» DATA

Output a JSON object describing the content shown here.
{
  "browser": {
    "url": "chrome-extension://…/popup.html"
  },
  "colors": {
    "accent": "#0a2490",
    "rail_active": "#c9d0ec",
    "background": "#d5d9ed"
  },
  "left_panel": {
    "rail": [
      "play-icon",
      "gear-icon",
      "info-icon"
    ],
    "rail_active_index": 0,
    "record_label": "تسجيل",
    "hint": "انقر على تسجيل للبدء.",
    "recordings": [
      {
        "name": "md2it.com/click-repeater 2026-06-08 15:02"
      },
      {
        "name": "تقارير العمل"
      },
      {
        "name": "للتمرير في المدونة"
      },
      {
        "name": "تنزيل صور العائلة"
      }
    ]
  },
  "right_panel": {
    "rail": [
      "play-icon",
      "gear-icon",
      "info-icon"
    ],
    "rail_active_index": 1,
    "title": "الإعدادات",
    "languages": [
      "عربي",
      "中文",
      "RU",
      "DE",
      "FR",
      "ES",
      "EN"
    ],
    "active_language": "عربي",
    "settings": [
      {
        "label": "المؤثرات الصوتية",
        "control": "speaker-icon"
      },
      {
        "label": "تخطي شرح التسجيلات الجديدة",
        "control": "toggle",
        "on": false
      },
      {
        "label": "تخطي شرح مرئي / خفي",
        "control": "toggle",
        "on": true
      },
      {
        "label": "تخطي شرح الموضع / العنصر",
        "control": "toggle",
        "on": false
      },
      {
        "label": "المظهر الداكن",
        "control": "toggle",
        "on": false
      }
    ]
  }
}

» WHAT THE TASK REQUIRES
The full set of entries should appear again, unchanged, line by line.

» EXERCISE SOLUTION
Output a JSON object describing the content shown here.
{
  "browser": {
    "url": "chrome-extension://…/popup.html"
  },
  "colors": {
    "accent": "#0a2490",
    "rail_active": "#c9d0ec",
    "background": "#d5d9ed"
  },
  "left_panel": {
    "rail": [
      "play-icon",
      "gear-icon",
      "info-icon"
    ],
    "rail_active_index": 0,
    "record_label": "تسجيل",
    "hint": "انقر على تسجيل للبدء.",
    "recordings": [
      {
        "name": "md2it.com/click-repeater 2026-06-08 15:02"
      },
      {
        "name": "تقارير العمل"
      },
      {
        "name": "للتمرير في المدونة"
      },
      {
        "name": "تنزيل صور العائلة"
      }
    ]
  },
  "right_panel": {
    "rail": [
      "play-icon",
      "gear-icon",
      "info-icon"
    ],
    "rail_active_index": 1,
    "title": "الإعدادات",
    "languages": [
      "عربي",
      "中文",
      "RU",
      "DE",
      "FR",
      "ES",
      "EN"
    ],
    "active_language": "عربي",
    "settings": [
      {
        "label": "المؤثرات الصوتية",
        "control": "speaker-icon"
      },
      {
        "label": "تخطي شرح التسجيلات الجديدة",
        "control": "toggle",
        "on": false
      },
      {
        "label": "تخطي شرح مرئي / خفي",
        "control": "toggle",
        "on": true
      },
      {
        "label": "تخطي شرح الموضع / العنصر",
        "control": "toggle",
        "on": false
      },
      {
        "label": "المظهر الداكن",
        "control": "toggle",
        "on": false
      }
    ]
  }
}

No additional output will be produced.